# node-gyp

node-gyp is a cross-platform command-line tool written in Node.js for compiling native addon modules for Node.js. It bundles the gyp project used by the Chromium team and takes away the pain of dealing with the various differences in build platforms. It is the replacement to the node-waf program which is removed for node v0.8. If you have a native addon for node that still has a wscript file, then you should definitely add a binding.gyp file to support the latest versions of node.

Multiple target versions of node are supported (i.e. 0.8, 0.9, 0.10, ..., 1.0, etc.), regardless of what version of node is actually installed on your system (node-gyp downloads the necessary development files for the target version).

• Easy to use, consistent interface
• Same commands to build your module on every platform
• Supports multiple target versions of Node

You can install with npm:

$npm install -g node-gyp You will also need to install: • On Unix: • python (v2.7 recommended, v3.x.x is not supported) • make • A proper C/C++ compiler toolchain, like GCC • On Mac OS X: • python (v2.7 recommended, v3.x.x is not supported) (already installed on Mac OS X) • Xcode • You also need to install the Command Line Tools via Xcode. You can find this under the menu Xcode -> Preferences -> Downloads • This step will install gcc and the related toolchain containing make • On Windows: • Python (v2.7.3 recommended, v3.x.x is not supported) • Make sure that you have a PYTHON environment variable, and it is set to drive:\path\to\python.exe not to a folder • Windows XP/Vista/7: • Microsoft Visual Studio C++ 2013 (Express version works well) • If the install fails, try uninstalling any C++ 2010 x64&x86 Redistributable that you have installed first • If you get errors that the 64-bit compilers are not installed you may also need the compiler update for the Windows SDK 7.1 • Windows 7/8: • Microsoft Visual Studio C++ 2013 for Windows Desktop (Express version works well) • All Windows Versions • For 64-bit builds of node and native modules you will also need the Windows 7 64-bit SDK • You may need to run one of the following commands if your build complains about WindowsSDKDir not being set, and you are sure you have already installed the SDK: call "C:\Program Files\Microsoft SDKs\Windows\v7.1\bin\Setenv.cmd" /Release /x86call "C:\Program Files\Microsoft SDKs\Windows\v7.1\bin\Setenv.cmd" /Release /x64 If you have multiple Python versions installed, you can identify which Python version node-gyp uses by setting the '--python' variable: $ node-gyp --python /path/to/python2.7

If node-gyp is called by way of npm and you have multiple versions of Python installed, then you can set npm's 'python' config key to the appropriate value:

$npm config set python /path/to/executable/python2.7 Note that OS X is just a flavour of Unix and so needs python, make, and C/C++. An easy way to obtain these is to install XCode from Apple, and then use it to install the command line tools (under Preferences -> Downloads). To compile your native addon, first go to its root directory: $ cd my_node_addon

The next step is to generate the appropriate project build files for the current platform.

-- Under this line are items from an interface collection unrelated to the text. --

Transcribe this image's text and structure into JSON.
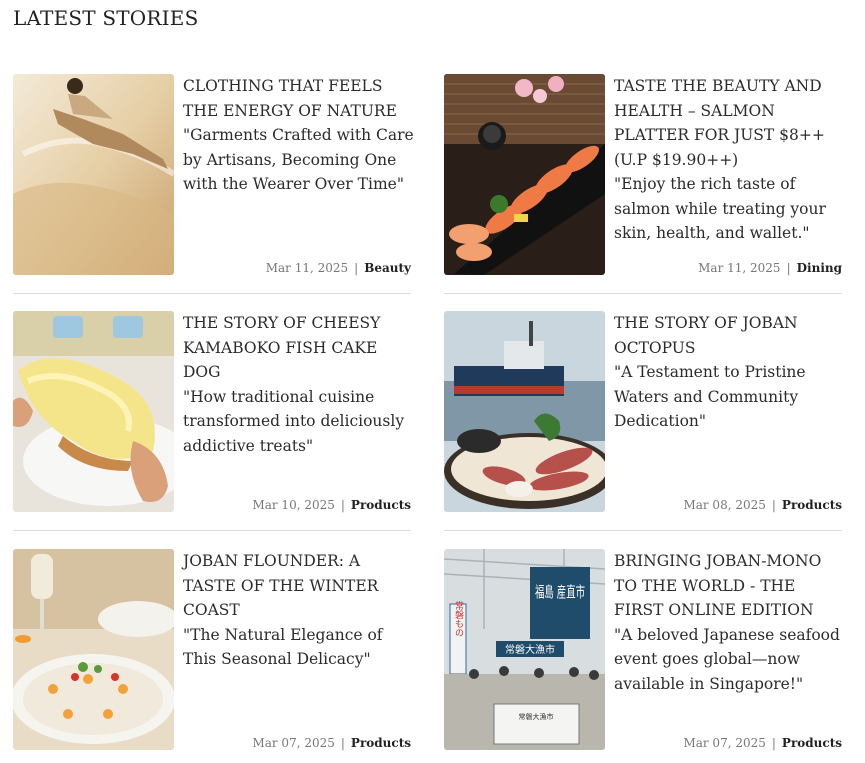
{
  "section": {
    "title": "LATEST STORIES"
  },
  "stories": [
    {
      "title": "CLOTHING THAT FEELS THE ENERGY OF NATURE",
      "quote": "\"Garments Crafted with Care by Artisans, Becoming One with the Wearer Over Time\"",
      "date": "Mar 11, 2025",
      "category": "Beauty"
    },
    {
      "title": "TASTE THE BEAUTY AND HEALTH – SALMON PLATTER FOR JUST $8++ (U.P $19.90++)",
      "quote": "\"Enjoy the rich taste of salmon while treating your skin, health, and wallet.\"",
      "date": "Mar 11, 2025",
      "category": "Dining"
    },
    {
      "title": "THE STORY OF CHEESY KAMABOKO FISH CAKE DOG",
      "quote": "\"How traditional cuisine transformed into deliciously addictive treats\"",
      "date": "Mar 10, 2025",
      "category": "Products"
    },
    {
      "title": "THE STORY OF JOBAN OCTOPUS",
      "quote": "\"A Testament to Pristine Waters and Community Dedication\"",
      "date": "Mar 08, 2025",
      "category": "Products"
    },
    {
      "title": "JOBAN FLOUNDER: A TASTE OF THE WINTER COAST",
      "quote": "\"The Natural Elegance of This Seasonal Delicacy\"",
      "date": "Mar 07, 2025",
      "category": "Products"
    },
    {
      "title": "BRINGING JOBAN-MONO TO THE WORLD - THE FIRST ONLINE EDITION",
      "quote": "\"A beloved Japanese seafood event goes global—now available in Singapore!\"",
      "date": "Mar 07, 2025",
      "category": "Products"
    }
  ],
  "photo_signage": {
    "banner_right": "福島 産直市",
    "banner_center": "常磐大漁市",
    "banner_left": "常磐もの",
    "stall_sign": "常磐大漁市"
  }
}
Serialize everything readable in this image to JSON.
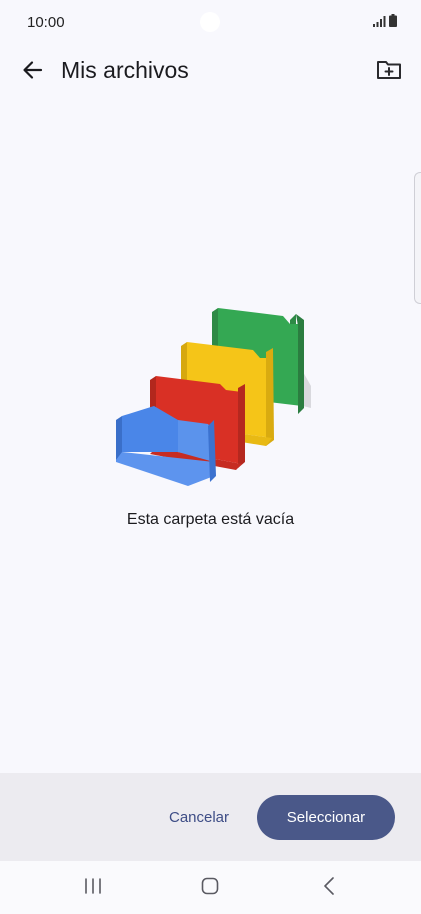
{
  "status_bar": {
    "time": "10:00",
    "icons": [
      "signal-icon",
      "battery-icon"
    ]
  },
  "app_bar": {
    "title": "Mis archivos",
    "back_icon": "arrow-back-icon",
    "new_folder_icon": "new-folder-icon"
  },
  "empty_state": {
    "illustration": "empty-folders-illustration",
    "message": "Esta carpeta está vacía"
  },
  "actions": {
    "cancel_label": "Cancelar",
    "select_label": "Seleccionar"
  },
  "nav_bar": {
    "icons": [
      "recent-apps-icon",
      "home-icon",
      "back-icon"
    ]
  },
  "colors": {
    "primary": "#4a5889",
    "accent_text": "#3e4d86",
    "background": "#f8f8fd",
    "bottom_panel": "#ecebf0",
    "folder_blue": "#4a86e8",
    "folder_red": "#d93025",
    "folder_yellow": "#f5c518",
    "folder_green": "#34a853"
  }
}
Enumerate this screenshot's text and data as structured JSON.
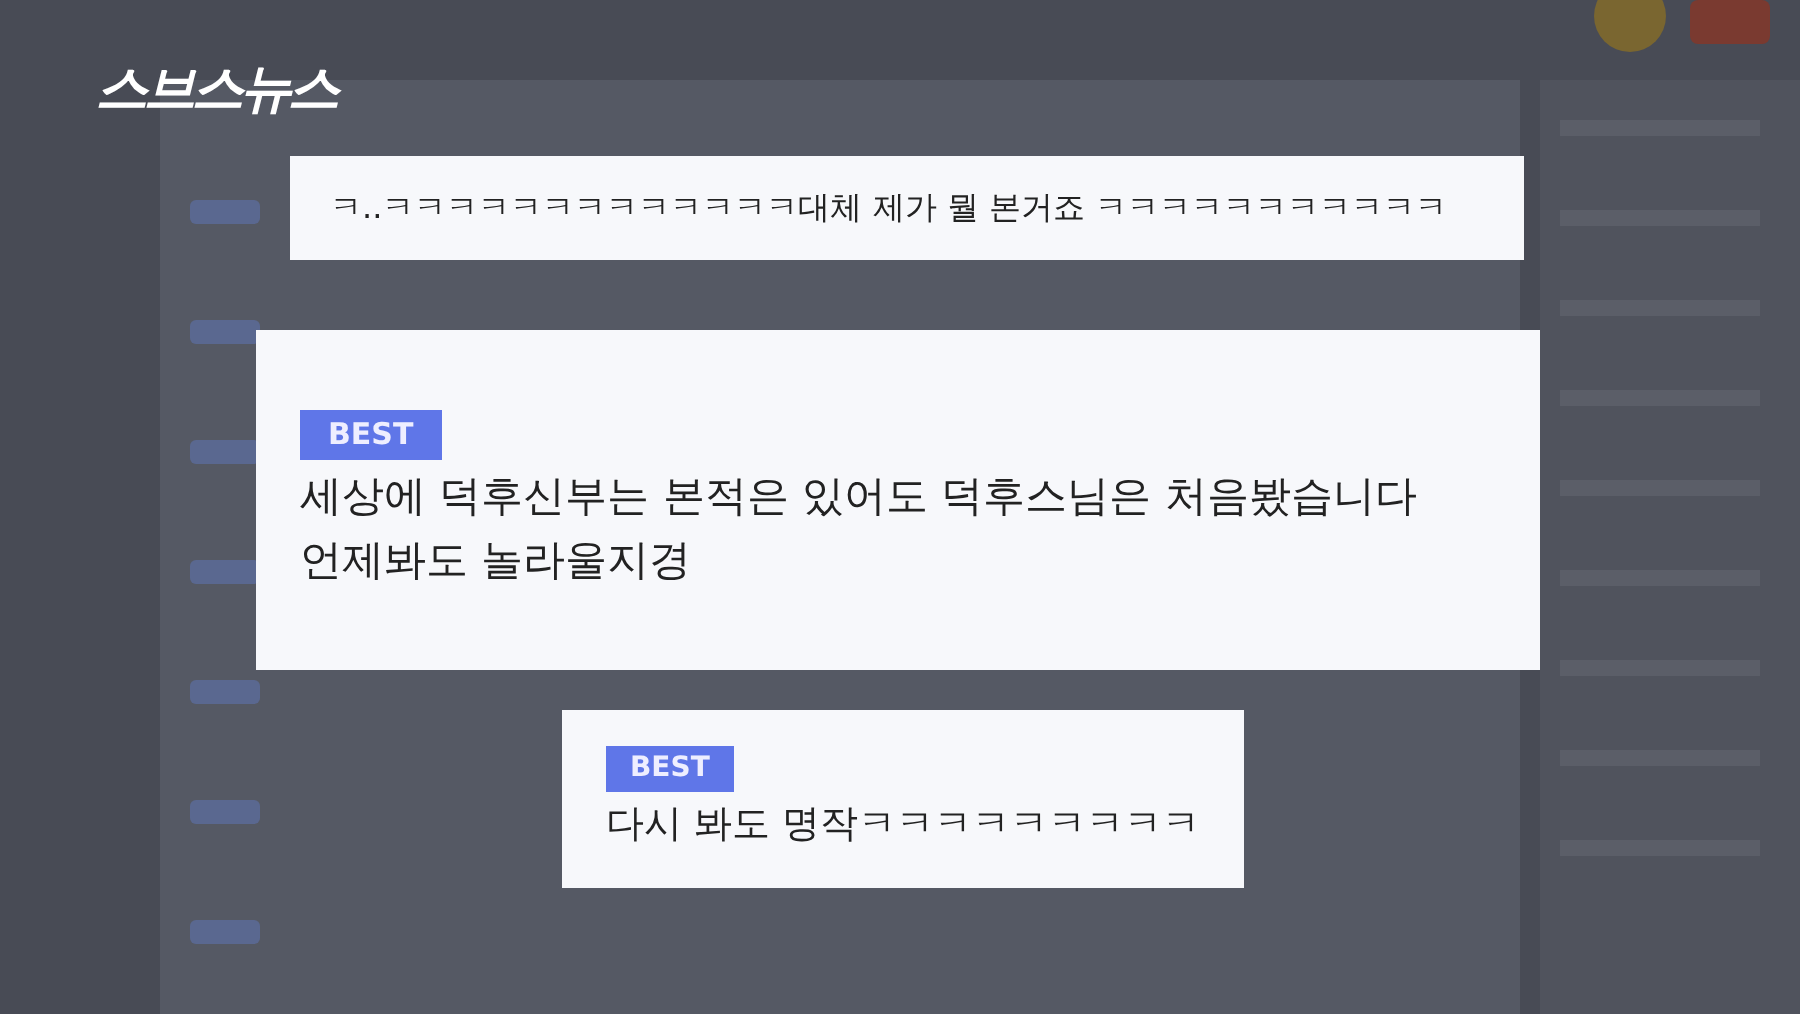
{
  "logo": {
    "text": "스브스뉴스"
  },
  "comments": [
    {
      "lines": [
        "ㅋ..ㅋㅋㅋㅋㅋㅋㅋㅋㅋㅋㅋㅋㅋ대체 제가 뭘 본거죠 ㅋㅋㅋㅋㅋㅋㅋㅋㅋㅋㅋ"
      ]
    },
    {
      "badge": "BEST",
      "lines": [
        "세상에 덕후신부는 본적은 있어도 덕후스님은 처음봤습니다",
        "언제봐도 놀라울지경"
      ]
    },
    {
      "badge": "BEST",
      "lines": [
        "다시 봐도 명작ㅋㅋㅋㅋㅋㅋㅋㅋㅋ"
      ]
    }
  ]
}
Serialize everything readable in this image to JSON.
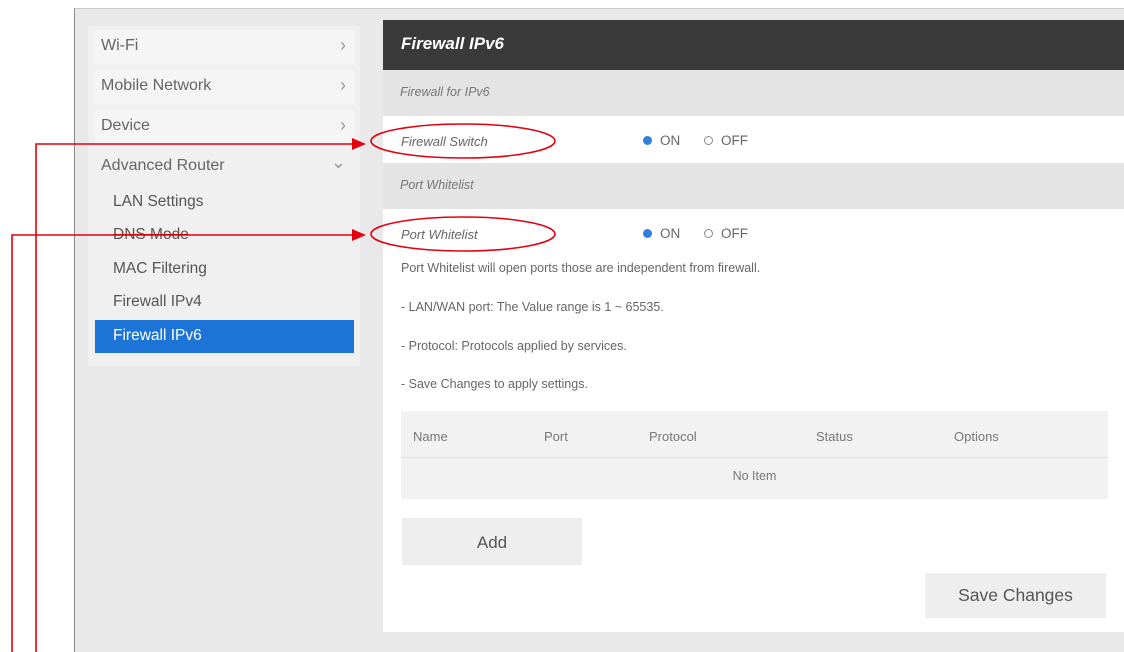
{
  "sidebar": {
    "menu": [
      {
        "label": "Wi-Fi",
        "chevron": "›"
      },
      {
        "label": "Mobile Network",
        "chevron": "›"
      },
      {
        "label": "Device",
        "chevron": "›"
      },
      {
        "label": "Advanced Router",
        "chevron": "⌄"
      }
    ],
    "submenu": [
      {
        "label": "LAN Settings"
      },
      {
        "label": "DNS Mode"
      },
      {
        "label": "MAC Filtering"
      },
      {
        "label": "Firewall IPv4"
      },
      {
        "label": "Firewall IPv6",
        "active": true
      }
    ]
  },
  "main": {
    "title": "Firewall IPv6",
    "section1": "Firewall for IPv6",
    "firewall_switch": {
      "label": "Firewall Switch",
      "on": "ON",
      "off": "OFF",
      "selected": "ON"
    },
    "section2": "Port Whitelist",
    "port_whitelist": {
      "label": "Port Whitelist",
      "on": "ON",
      "off": "OFF",
      "selected": "ON"
    },
    "info": [
      "Port Whitelist will open ports those are independent from firewall.",
      "- LAN/WAN port: The Value range is 1 ~ 65535.",
      "- Protocol: Protocols applied by services.",
      "- Save Changes to apply settings."
    ],
    "table": {
      "headers": [
        "Name",
        "Port",
        "Protocol",
        "Status",
        "Options"
      ],
      "empty": "No Item"
    },
    "add_label": "Add",
    "save_label": "Save Changes"
  },
  "colors": {
    "accent": "#1b74d6",
    "header": "#3a3a3a",
    "annotation": "#e3000f",
    "radio_on": "#2f7fe0"
  }
}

Use configure for that:

$node-gyp configure Note: The configure step looks for the binding.gyp file in the current directory to process. See below for instructions on creating the binding.gyp file. Now you will have either a Makefile (on Unix platforms) or a vcxproj file (on Windows) in the build/ directory. Next invoke the build command: $ node-gyp build

Now you have your compiled .node bindings file! The compiled bindings end up in build/Debug/ or build/Release/, depending on the build mode. At this point you can require the .node file with Node and run your tests!

Note: To create a Debug build of the bindings file, pass the --debug (or -d) switch when running either the configure, build or rebuild command.

Previously when node had node-waf you had to write a wscript file. The replacement for that is the binding.gyp file, which describes the configuration to build your module in a JSON-like format. This file gets placed in the root of your package, alongside the package.json file.

A barebones gyp file appropriate for building a node addon looks like:

{   "targets": [     {       "target_name": "binding",       "sources": [ "src/binding.cc" ]    }  ]}

Some additional resources for addons and writing gyp files:

node-gyp responds to the following commands:

CommandDescription
buildInvokes make/msbuild.exe and builds the native addon
cleanRemoves the build directory if it exists
configureGenerates project build files for the current platform
rebuildRuns clean, configure and build all in a row
installInstalls node development header files for the given version
listLists the currently installed node development file versions
removeRemoves the node development header files for the given version